Plans for landscaping of the courthouse grounds were delayed due to WWI. By the mid-1920s retaining walls had been completed and trees planted. Then in 1928 a monument with plaque that read, “IN MEMORY OF THE MEN AND WOMEN OF MOHAVE COUNTY WHO SERVED IN THE WORLD WAR 1917 – 1918” was erected in front of the courthouse.
This is a very rare WWI memorial. The “Spirit of the American Doughboy” created by sculptor Earnest Moore Viquesney is one of the most popular WWI statues produced. It is estimated that a full ten percent of WWI memorials used this distinctive sculpture.
But what makes this statue unique is that it is one of three that were dedicated to a Native American. The dedication ceremony for the monument honored Sam Swaskegame of the Hualapai tribe who was killed in action in the Marne campaign battle of Blanc Mont, France on October 7, 1918.
The second statue on the monument is also a rarity. Created by the same sculptor, “The SPIRIT OF THE AMERICAN NAVY” was not as popular as the doughboy. Only seven of these statues are known to exist.
Local volunteers started construction of the stone base for the WWI monument and the pond that would surround at the end of April 1928. Ora Gruninger, a Kingman contractor, supervised the work and spearheaded the collection of donations. The base cost $150. The $2,650 for the monument included $1,000 apiece for the statues with the remainder being used for the machine gun, and bronze plaque.
The statues were shipped from Chicago on May 1, 1928. The dedication ceremony on May 30, 1928, started at 9:30 a.m. with a parade from the firehouse near Fifth and Beale Streets. The parade made its way to the Mohave County Courthouse by 9:45. The parade was led by Ed Wishon, the commander of the local American Legion No. 14, Swaskegame Post. At 10 a.m., Mr. Wishon performed as master of ceremonies for the dedication. Judge Ross H. Blakely invoked the dedication.

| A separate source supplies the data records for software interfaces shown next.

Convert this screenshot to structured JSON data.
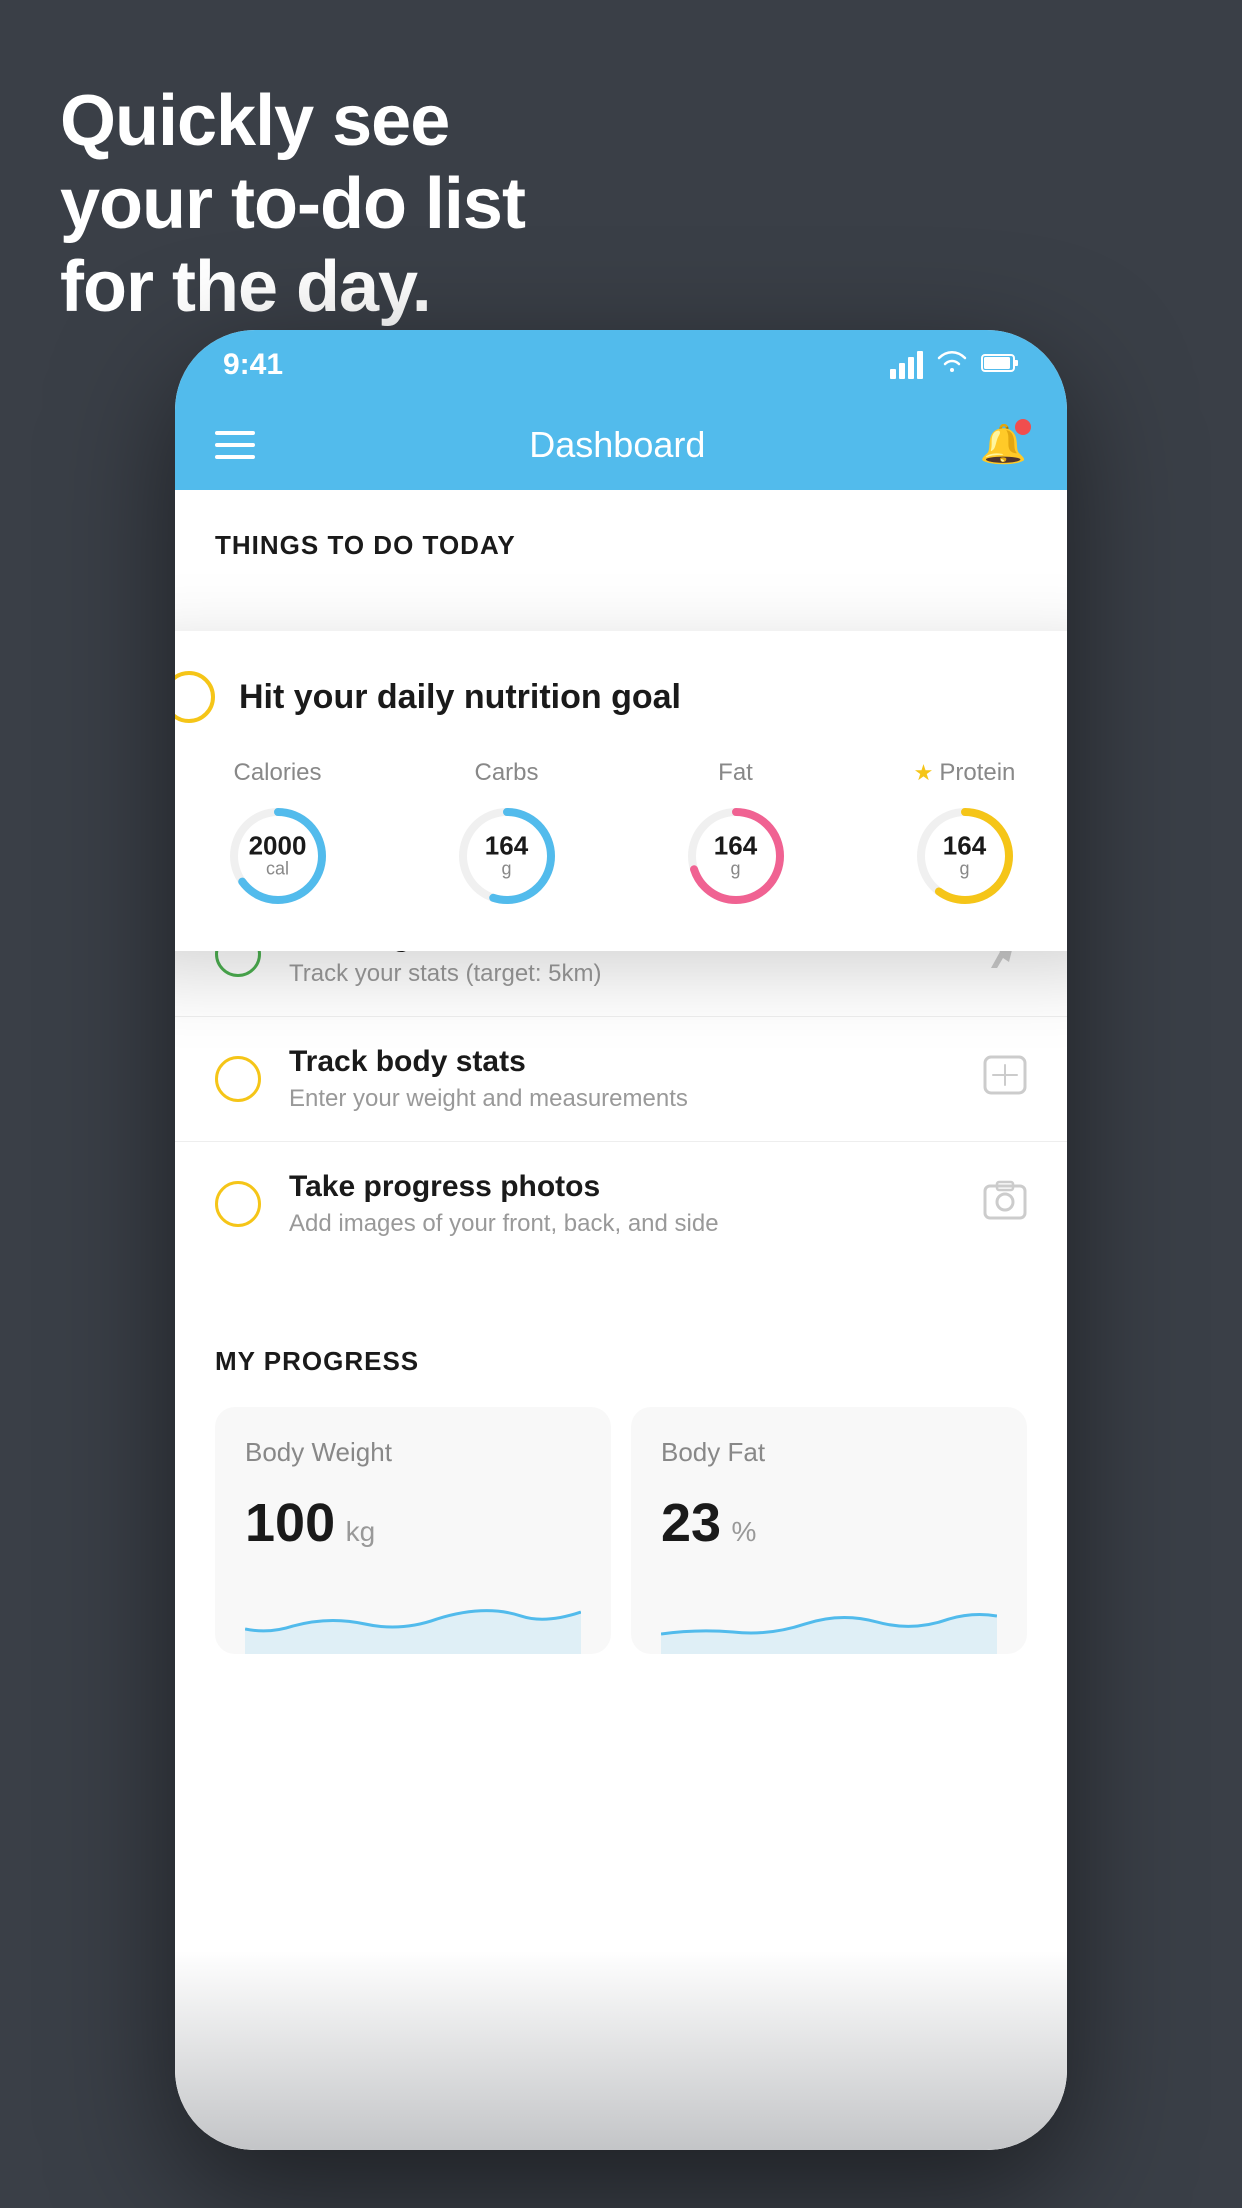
{
  "background_color": "#3a3f47",
  "hero": {
    "text_line1": "Quickly see",
    "text_line2": "your to-do list",
    "text_line3": "for the day."
  },
  "phone": {
    "status_bar": {
      "time": "9:41",
      "signal_bars": 4,
      "wifi": true,
      "battery": true
    },
    "header": {
      "title": "Dashboard",
      "menu_label": "menu",
      "notification_label": "notification"
    },
    "section_title": "THINGS TO DO TODAY",
    "floating_card": {
      "checkbox_color": "#f5c518",
      "title": "Hit your daily nutrition goal",
      "rings": [
        {
          "label": "Calories",
          "value": "2000",
          "unit": "cal",
          "color": "#52bbec",
          "percent": 65
        },
        {
          "label": "Carbs",
          "value": "164",
          "unit": "g",
          "color": "#52bbec",
          "percent": 55
        },
        {
          "label": "Fat",
          "value": "164",
          "unit": "g",
          "color": "#f06292",
          "percent": 70
        },
        {
          "label": "Protein",
          "value": "164",
          "unit": "g",
          "color": "#f5c518",
          "starred": true,
          "percent": 60
        }
      ]
    },
    "todo_items": [
      {
        "id": "running",
        "circle_color": "green",
        "title": "Running",
        "subtitle": "Track your stats (target: 5km)",
        "icon": "🏃"
      },
      {
        "id": "body-stats",
        "circle_color": "yellow",
        "title": "Track body stats",
        "subtitle": "Enter your weight and measurements",
        "icon": "⚖️"
      },
      {
        "id": "progress-photos",
        "circle_color": "yellow",
        "title": "Take progress photos",
        "subtitle": "Add images of your front, back, and side",
        "icon": "🖼️"
      }
    ],
    "progress": {
      "section_title": "MY PROGRESS",
      "cards": [
        {
          "id": "body-weight",
          "title": "Body Weight",
          "value": "100",
          "unit": "kg",
          "chart_color": "#52bbec"
        },
        {
          "id": "body-fat",
          "title": "Body Fat",
          "value": "23",
          "unit": "%",
          "chart_color": "#52bbec"
        }
      ]
    }
  }
}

At some point around the turn of the century the machine gun was stolen. On June 29, 2019, a rededication ceremony was held in commemoration of the 101st anniversary of the battle of Belleau Wood. The ceremony included replacement of the Colt 1895 machine gun with a bronze replica created by artist/sculptor Clyde Ross Morgan of Sedona, Arizona.